I have relied heavily on the following source materials in writing The Boschloper Saga:
John Romeyn Brodhead’s Documents Relative to the Colonial History of the State of New York procured in Holland, England and France: Vol. II (Holland Documents: 1657-1678); Vol. III (London Documents: 1614-1692); Vol. IX (Paris Documents: 1631-1744); all published in 1855.
Brodhead’s History of the State of New York: Vol. II; published in 1871.
Cadwallader Colden’s The History of the Five Indian Nations Depending on the Province of New-York in America: Part I; published in 1727.
Edward B. O’Callaghan’s Documentary History of the State of New York, Vol. I; published in 1849.
Berthold Fernow’s Documents Relating to the History and Settlements of the Towns along the Hudson and Mohawk Rivers (with the Exception of Albany) From 1630 to 1684 and also Illustrating the Relations of the Settlers with the Indians; published in1881.
John Romeyn Brodhead (1814-1873) devoted himself to the study of the colonial history of New York State. An appointment as an attaché of the American Legation at The Hague in 1839 led him to the discovery that the Dutch archives were rich in materials on the early history of New York. At the urging of the New York Historical Society, the New York State Legislature appropriated funds for Brodhead to gather and interpret documents relating to New York’s colonial history from archives in England, France and the Netherlands. These transcriptions were later edited by Edward B. O’Callaghan and Berthold Fernow.

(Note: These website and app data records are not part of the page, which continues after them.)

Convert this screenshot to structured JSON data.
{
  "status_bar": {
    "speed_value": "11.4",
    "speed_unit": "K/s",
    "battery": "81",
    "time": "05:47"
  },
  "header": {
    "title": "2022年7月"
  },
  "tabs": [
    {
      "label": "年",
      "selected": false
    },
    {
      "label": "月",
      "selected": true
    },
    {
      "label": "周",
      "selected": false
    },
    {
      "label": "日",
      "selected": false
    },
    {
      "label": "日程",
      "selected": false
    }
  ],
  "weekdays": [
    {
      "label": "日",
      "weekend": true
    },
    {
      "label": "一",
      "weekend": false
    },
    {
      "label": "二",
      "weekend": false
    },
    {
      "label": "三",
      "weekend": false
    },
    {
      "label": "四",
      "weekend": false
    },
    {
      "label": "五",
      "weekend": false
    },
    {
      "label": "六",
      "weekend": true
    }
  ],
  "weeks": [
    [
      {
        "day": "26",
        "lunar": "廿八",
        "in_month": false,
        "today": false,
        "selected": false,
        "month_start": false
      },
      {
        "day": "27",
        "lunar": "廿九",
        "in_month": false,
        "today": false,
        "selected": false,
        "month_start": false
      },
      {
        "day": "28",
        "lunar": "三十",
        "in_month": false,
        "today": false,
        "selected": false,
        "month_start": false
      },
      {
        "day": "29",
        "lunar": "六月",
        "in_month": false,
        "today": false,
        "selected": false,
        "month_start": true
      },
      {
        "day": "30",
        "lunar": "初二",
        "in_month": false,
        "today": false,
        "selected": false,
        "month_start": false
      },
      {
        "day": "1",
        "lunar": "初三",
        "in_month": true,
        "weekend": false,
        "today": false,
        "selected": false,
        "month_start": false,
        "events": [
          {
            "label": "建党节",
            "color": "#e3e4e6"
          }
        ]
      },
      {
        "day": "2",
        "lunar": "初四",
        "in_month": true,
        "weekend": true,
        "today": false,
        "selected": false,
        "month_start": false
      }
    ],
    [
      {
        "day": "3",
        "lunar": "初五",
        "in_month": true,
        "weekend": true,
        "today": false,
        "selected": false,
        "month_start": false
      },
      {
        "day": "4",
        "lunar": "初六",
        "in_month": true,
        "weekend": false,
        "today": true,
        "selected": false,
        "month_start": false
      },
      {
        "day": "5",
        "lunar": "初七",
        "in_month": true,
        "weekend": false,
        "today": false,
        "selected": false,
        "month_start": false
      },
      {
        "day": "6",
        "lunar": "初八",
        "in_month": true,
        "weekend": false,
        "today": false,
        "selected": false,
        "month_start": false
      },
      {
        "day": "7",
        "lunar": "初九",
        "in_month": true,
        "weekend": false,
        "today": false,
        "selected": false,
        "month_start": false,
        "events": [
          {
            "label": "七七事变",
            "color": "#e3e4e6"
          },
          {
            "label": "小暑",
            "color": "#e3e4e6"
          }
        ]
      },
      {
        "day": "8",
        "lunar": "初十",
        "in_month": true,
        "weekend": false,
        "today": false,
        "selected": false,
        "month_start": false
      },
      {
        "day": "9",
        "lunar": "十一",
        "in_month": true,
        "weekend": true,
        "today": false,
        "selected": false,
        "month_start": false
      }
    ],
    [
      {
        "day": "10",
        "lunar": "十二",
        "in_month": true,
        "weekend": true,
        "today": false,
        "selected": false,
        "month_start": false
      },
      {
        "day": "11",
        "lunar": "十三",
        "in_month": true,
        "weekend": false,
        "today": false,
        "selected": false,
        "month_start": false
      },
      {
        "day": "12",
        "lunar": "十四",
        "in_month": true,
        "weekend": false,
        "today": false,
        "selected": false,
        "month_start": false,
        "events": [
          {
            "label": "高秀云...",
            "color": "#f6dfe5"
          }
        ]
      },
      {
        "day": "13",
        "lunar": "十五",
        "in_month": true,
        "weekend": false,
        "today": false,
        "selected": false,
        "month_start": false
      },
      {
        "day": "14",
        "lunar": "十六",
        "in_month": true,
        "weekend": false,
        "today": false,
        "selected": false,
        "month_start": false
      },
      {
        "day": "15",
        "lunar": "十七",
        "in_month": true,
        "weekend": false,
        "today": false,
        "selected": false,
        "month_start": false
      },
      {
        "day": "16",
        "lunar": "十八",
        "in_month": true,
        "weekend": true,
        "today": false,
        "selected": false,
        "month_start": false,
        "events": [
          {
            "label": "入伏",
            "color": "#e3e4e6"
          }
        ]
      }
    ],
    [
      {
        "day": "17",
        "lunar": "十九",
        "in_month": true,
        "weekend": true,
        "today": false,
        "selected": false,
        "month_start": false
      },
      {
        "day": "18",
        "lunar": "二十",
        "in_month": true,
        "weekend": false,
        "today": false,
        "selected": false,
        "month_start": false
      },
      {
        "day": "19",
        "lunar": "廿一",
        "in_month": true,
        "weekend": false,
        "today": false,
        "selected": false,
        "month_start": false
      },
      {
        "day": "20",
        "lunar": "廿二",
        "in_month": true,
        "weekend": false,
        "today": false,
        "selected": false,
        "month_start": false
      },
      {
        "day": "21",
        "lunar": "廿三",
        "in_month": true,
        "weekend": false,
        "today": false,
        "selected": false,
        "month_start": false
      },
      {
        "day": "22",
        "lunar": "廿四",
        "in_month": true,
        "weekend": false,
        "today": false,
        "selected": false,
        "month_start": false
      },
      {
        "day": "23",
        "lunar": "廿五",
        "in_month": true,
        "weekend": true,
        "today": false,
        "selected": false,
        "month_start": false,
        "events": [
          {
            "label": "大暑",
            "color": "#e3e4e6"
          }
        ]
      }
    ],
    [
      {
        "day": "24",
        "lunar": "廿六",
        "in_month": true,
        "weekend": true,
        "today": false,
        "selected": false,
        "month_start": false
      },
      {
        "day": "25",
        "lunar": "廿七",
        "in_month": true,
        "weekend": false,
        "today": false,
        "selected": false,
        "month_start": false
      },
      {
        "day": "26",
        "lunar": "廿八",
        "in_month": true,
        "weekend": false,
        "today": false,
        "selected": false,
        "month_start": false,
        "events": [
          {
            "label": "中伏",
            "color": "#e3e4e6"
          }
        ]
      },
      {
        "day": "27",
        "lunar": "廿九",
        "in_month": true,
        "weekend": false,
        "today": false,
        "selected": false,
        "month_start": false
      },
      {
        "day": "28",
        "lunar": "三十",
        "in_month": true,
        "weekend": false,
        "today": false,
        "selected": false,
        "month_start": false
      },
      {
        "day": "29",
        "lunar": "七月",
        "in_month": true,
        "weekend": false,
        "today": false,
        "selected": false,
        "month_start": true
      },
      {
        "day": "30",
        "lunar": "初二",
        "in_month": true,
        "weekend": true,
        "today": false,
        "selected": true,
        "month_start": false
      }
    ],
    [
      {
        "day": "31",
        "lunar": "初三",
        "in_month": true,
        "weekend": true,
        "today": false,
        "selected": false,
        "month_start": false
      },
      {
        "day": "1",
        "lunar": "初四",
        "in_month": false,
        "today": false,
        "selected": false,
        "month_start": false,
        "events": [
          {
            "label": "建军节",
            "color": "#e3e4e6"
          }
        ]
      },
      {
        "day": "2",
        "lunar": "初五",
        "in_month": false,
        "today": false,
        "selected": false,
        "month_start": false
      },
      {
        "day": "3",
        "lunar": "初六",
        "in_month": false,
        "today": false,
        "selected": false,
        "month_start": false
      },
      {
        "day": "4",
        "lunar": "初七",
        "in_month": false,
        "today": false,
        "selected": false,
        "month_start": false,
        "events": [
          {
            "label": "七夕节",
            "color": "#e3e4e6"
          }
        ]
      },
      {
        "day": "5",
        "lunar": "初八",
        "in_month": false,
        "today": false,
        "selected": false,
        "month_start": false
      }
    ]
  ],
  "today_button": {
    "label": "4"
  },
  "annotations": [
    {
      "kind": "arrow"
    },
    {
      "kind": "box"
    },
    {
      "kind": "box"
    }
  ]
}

Cadwallader Colden (1688-1776) was appointed a member of the New York Provincial Council in 1720 and, among other posts, held the position of Colonial Representative to the Iroquois Confederacy. In the latter position, he took considerable interest in the Haudenosaunee and, in 1727, published the first volume of his History of the Five Nations. This was the first English-language history of Native American peoples. A second volume followed 20 years later. As a result, Colden became known as the foremost authority on the affairs of Native Americans. He worked tirelessly for better communication with them and to enlist their support for the British Crown. Because of his efforts, the Mohawk gave him the name Cayenderonque. Colden went on to serve as acting governor of New York in 1760-62 and 1763-65, and as governor in 1769-1771.
I would be remiss if I did not recognize the work of the New Netherland Research Center of the New York State Library. The Center promotes and supports scholarship and knowledge about the seventeenth-century Dutch colony of New Netherland in North America. Under the direction of Dr. Charles Gehring, it makes the history of the Dutch colonial presence in North America available for study and research through preservation, transcription, translation and digitization of original 17th-century documents and manuscripts in the collections of the New York State Library and State Archives. You can visit the Center’s website at http://www.nysl.nysed.gov/newnetherland/